(•3 ) We have also the account of the way and manner of its infusion into the body, viz. by the same breath of God which gave it its being. It is therefore a rational, ssriptural, and justifiable expression of St. Augustine, Creandu insumlitur, et infundendo creatur; it is infused in creating, and created ia infusing; though Dr. Brown % too slightingly calls it a mere rietorical antimetathesis. Some of the sathers, as Juslia, Ireneas, and Tertullian,. were of opinion, That the Son of God assumed a human shape at this time, in which afterwards he often appeared to the sathers, as a prelude to his true and real incarnation; and took dust or clay in his hands, out of which he formed the body of man, according to the pattern of that body in which he appeared: and that being done, he afterward, by breathing, infused the soul into it. But I rather think it is an antbropepathy, or usual figure in speech, by which the Spirit of God stoops to the imbecility of our understandings. "He breathed into hist"nostrils the breath of lise;" Hebrew, Uses. But this plural word —'in notes rather the twofold lise of man, in this world, and in that to come; or, "the several saculties and powers be'* longing to one and the samesou-l, viz. the intellective, sensitive, ¥ and vegetative offices thereof; than that there are more souls V. than one, ests.-ntia.lly differing, in one and the same man; for w that, (as § Aq-uinas truly saith), is impossible." We cannot trace the way of the spirit, or tell in what manner it was united' with this clod of earth. But it is enough, that he who formed it, did also unite or marry it to the-body. This is clear, not • r
.f The Stoicks, saith Simplicius, call the foul Mspos r, /«*Ao? risGœs, i. e- a particle or member of the Beity.; and Seneca calls it, (Jod dwelling in the human body, which comes neai to ©»' a Fafxi tp*nfui&t, i. e. God manisested-in the fleslv, . I Religio Medici, Sect, 36.

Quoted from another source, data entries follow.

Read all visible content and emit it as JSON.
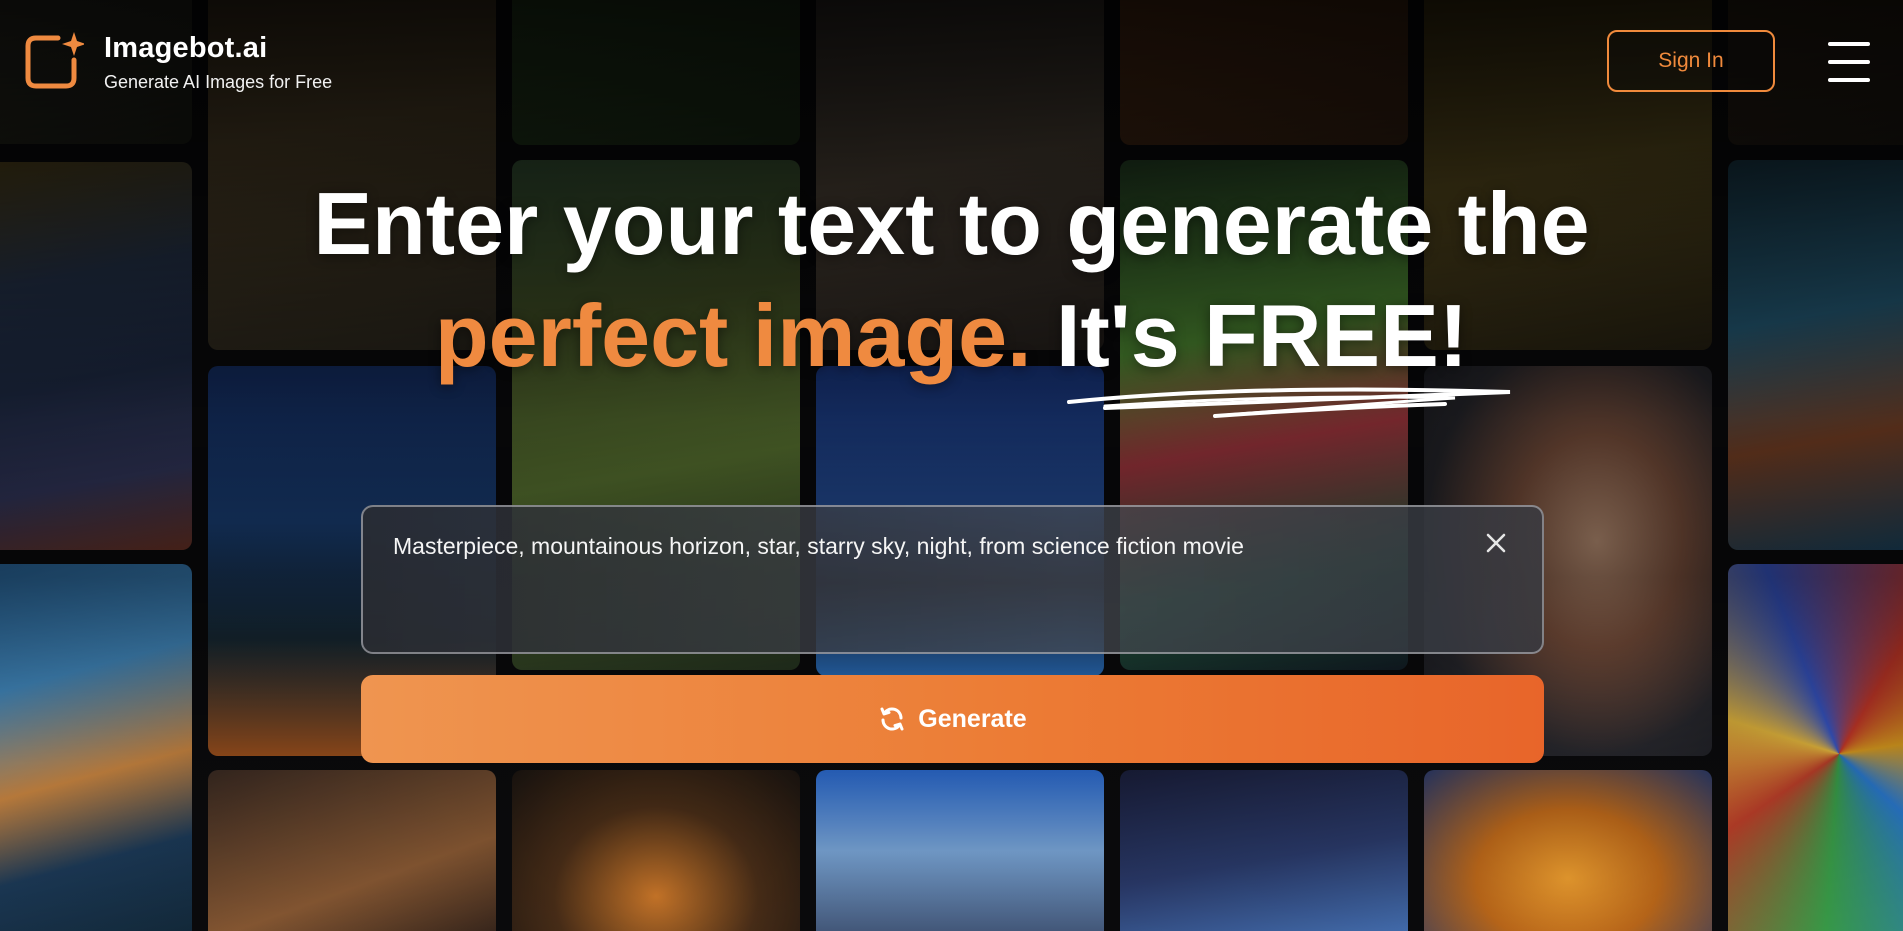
{
  "brand": {
    "name": "Imagebot.ai",
    "tagline": "Generate AI Images for Free",
    "accent_color": "#ef8a40"
  },
  "header": {
    "signin_label": "Sign In",
    "menu_icon": "hamburger-menu-icon"
  },
  "hero": {
    "line1": "Enter your text to generate the",
    "line2_highlight": "perfect image.",
    "line2_rest": " It's FREE!"
  },
  "prompt": {
    "value": "Masterpiece, mountainous horizon, star, starry sky, night, from science fiction movie",
    "clear_icon": "close-icon"
  },
  "generate": {
    "label": "Generate",
    "icon": "refresh-icon"
  }
}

§ hnpofilile. efi in uno. bomine eft. plures animat per esent iamjijfereiitcs ; fed una tantum efi Ultima, qua vegetative ct sensitive et intelleclfoie, ojfriis suvgitur. 4-ojuia. 12, 26. art. 2.